[DATA]

══════════════════════════════

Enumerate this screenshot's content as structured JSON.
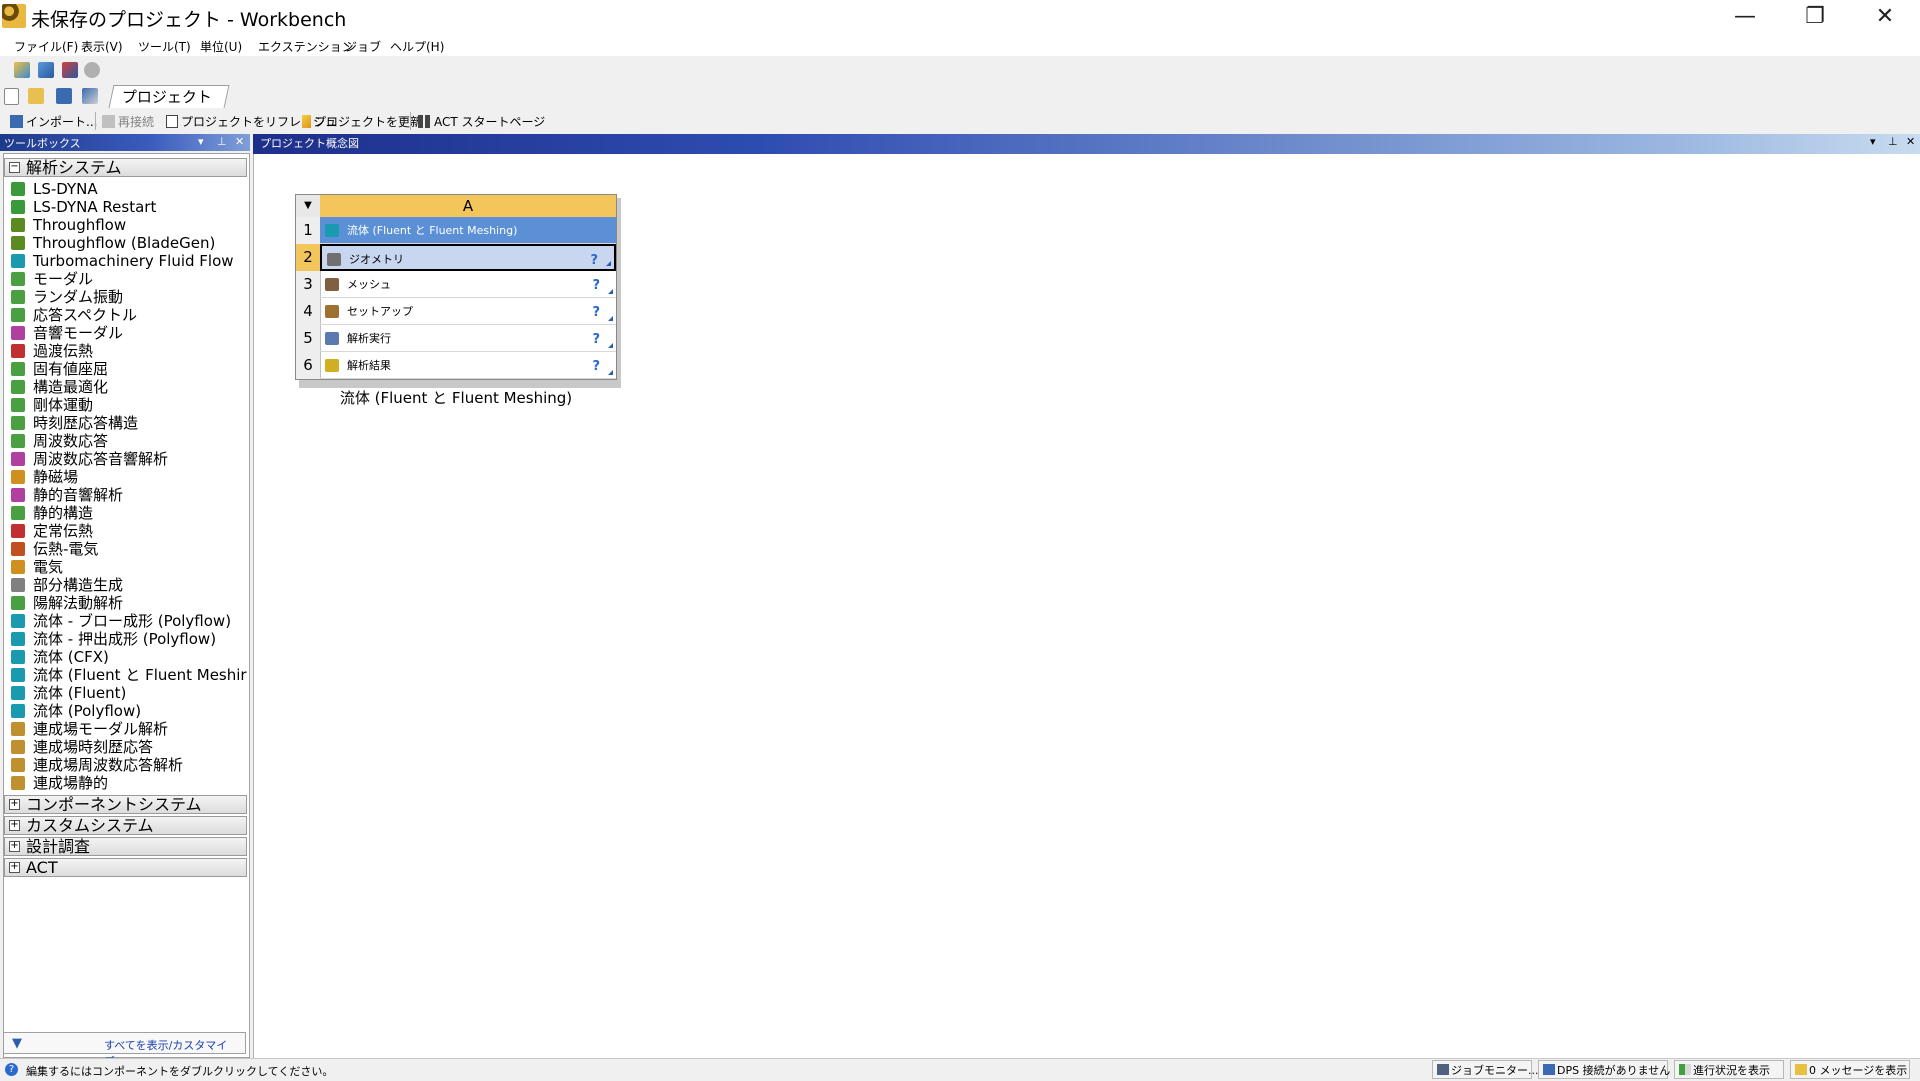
{
  "window": {
    "title": "未保存のプロジェクト - Workbench",
    "minimize": "—",
    "restore": "❐",
    "close": "✕"
  },
  "menu": [
    "ファイル(F)",
    "表示(V)",
    "ツール(T)",
    "単位(U)",
    "エクステンション",
    "ジョブ",
    "ヘルプ(H)"
  ],
  "tabs": {
    "project": "プロジェクト"
  },
  "toolbar2": {
    "import": "インポート...",
    "reconnect": "再接続",
    "refresh": "プロジェクトをリフレッシュ",
    "update": "プロジェクトを更新",
    "act_start": "ACT スタートページ"
  },
  "toolbox": {
    "title": "ツールボックス",
    "header_buttons": [
      "▾",
      "⊥",
      "✕"
    ],
    "analysis_group": "解析システム",
    "items": [
      {
        "label": "LS-DYNA",
        "icon": "ls-dyna-icon",
        "color": "#3a9a3a"
      },
      {
        "label": "LS-DYNA Restart",
        "icon": "ls-dyna-restart-icon",
        "color": "#3a9a3a"
      },
      {
        "label": "Throughflow",
        "icon": "throughflow-icon",
        "color": "#5a8a20"
      },
      {
        "label": "Throughflow (BladeGen)",
        "icon": "throughflow-bladegen-icon",
        "color": "#5a8a20"
      },
      {
        "label": "Turbomachinery Fluid Flow",
        "icon": "turbo-fluid-icon",
        "color": "#1a9ab0"
      },
      {
        "label": "モーダル",
        "icon": "modal-icon",
        "color": "#4aa040"
      },
      {
        "label": "ランダム振動",
        "icon": "random-vibration-icon",
        "color": "#4aa040"
      },
      {
        "label": "応答スペクトル",
        "icon": "response-spectrum-icon",
        "color": "#4aa040"
      },
      {
        "label": "音響モーダル",
        "icon": "acoustic-modal-icon",
        "color": "#b040a0"
      },
      {
        "label": "過渡伝熱",
        "icon": "transient-thermal-icon",
        "color": "#c03030"
      },
      {
        "label": "固有値座屈",
        "icon": "eigen-buckling-icon",
        "color": "#4aa040"
      },
      {
        "label": "構造最適化",
        "icon": "topology-opt-icon",
        "color": "#4aa040"
      },
      {
        "label": "剛体運動",
        "icon": "rigid-dynamics-icon",
        "color": "#4aa040"
      },
      {
        "label": "時刻歴応答構造",
        "icon": "transient-structural-icon",
        "color": "#4aa040"
      },
      {
        "label": "周波数応答",
        "icon": "harmonic-response-icon",
        "color": "#4aa040"
      },
      {
        "label": "周波数応答音響解析",
        "icon": "harmonic-acoustics-icon",
        "color": "#b040a0"
      },
      {
        "label": "静磁場",
        "icon": "magnetostatic-icon",
        "color": "#d09020"
      },
      {
        "label": "静的音響解析",
        "icon": "static-acoustics-icon",
        "color": "#b040a0"
      },
      {
        "label": "静的構造",
        "icon": "static-structural-icon",
        "color": "#4aa040"
      },
      {
        "label": "定常伝熱",
        "icon": "steady-thermal-icon",
        "color": "#c03030"
      },
      {
        "label": "伝熱-電気",
        "icon": "thermal-electric-icon",
        "color": "#c05020"
      },
      {
        "label": "電気",
        "icon": "electric-icon",
        "color": "#d09020"
      },
      {
        "label": "部分構造生成",
        "icon": "substructure-icon",
        "color": "#808080"
      },
      {
        "label": "陽解法動解析",
        "icon": "explicit-dynamics-icon",
        "color": "#4aa040"
      },
      {
        "label": "流体 - ブロー成形 (Polyflow)",
        "icon": "polyflow-blow-icon",
        "color": "#1a9ab0"
      },
      {
        "label": "流体 - 押出成形 (Polyflow)",
        "icon": "polyflow-extrusion-icon",
        "color": "#1a9ab0"
      },
      {
        "label": "流体 (CFX)",
        "icon": "cfx-icon",
        "color": "#1a9ab0"
      },
      {
        "label": "流体 (Fluent と Fluent Meshir",
        "icon": "fluent-meshing-icon",
        "color": "#1a9ab0"
      },
      {
        "label": "流体 (Fluent)",
        "icon": "fluent-icon",
        "color": "#1a9ab0"
      },
      {
        "label": "流体 (Polyflow)",
        "icon": "polyflow-icon",
        "color": "#1a9ab0"
      },
      {
        "label": "連成場モーダル解析",
        "icon": "coupled-modal-icon",
        "color": "#c09030"
      },
      {
        "label": "連成場時刻歴応答",
        "icon": "coupled-transient-icon",
        "color": "#c09030"
      },
      {
        "label": "連成場周波数応答解析",
        "icon": "coupled-harmonic-icon",
        "color": "#c09030"
      },
      {
        "label": "連成場静的",
        "icon": "coupled-static-icon",
        "color": "#c09030"
      }
    ],
    "collapsed_groups": [
      "コンポーネントシステム",
      "カスタムシステム",
      "設計調査",
      "ACT"
    ],
    "show_all": "すべてを表示/カスタマイズ..."
  },
  "schematic": {
    "title": "プロジェクト概念図",
    "header_buttons": [
      "▾",
      "⊥",
      "✕"
    ],
    "system": {
      "column": "A",
      "dropdown": "▼",
      "rows": [
        {
          "num": "1",
          "label": "流体 (Fluent と Fluent Meshing)",
          "icon": "fluent-system-icon",
          "status": ""
        },
        {
          "num": "2",
          "label": "ジオメトリ",
          "icon": "geometry-icon",
          "status": "?"
        },
        {
          "num": "3",
          "label": "メッシュ",
          "icon": "mesh-icon",
          "status": "?"
        },
        {
          "num": "4",
          "label": "セットアップ",
          "icon": "setup-icon",
          "status": "?"
        },
        {
          "num": "5",
          "label": "解析実行",
          "icon": "solution-icon",
          "status": "?"
        },
        {
          "num": "6",
          "label": "解析結果",
          "icon": "results-icon",
          "status": "?"
        }
      ],
      "caption": "流体 (Fluent と Fluent  Meshing)"
    }
  },
  "statusbar": {
    "message": "編集するにはコンポーネントをダブルクリックしてください。",
    "job_monitor": "ジョブモニター...",
    "dps": "DPS 接続がありません",
    "progress": "進行状況を表示",
    "messages": "0 メッセージを表示"
  },
  "colors": {
    "header_blue": "#1e3a8a",
    "column_header": "#f2c65a",
    "row1_selected": "#5b8fd6",
    "row2_selected": "#c8d6f0"
  }
}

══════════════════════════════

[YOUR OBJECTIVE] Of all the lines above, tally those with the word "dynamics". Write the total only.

[RESULT BELOW] 2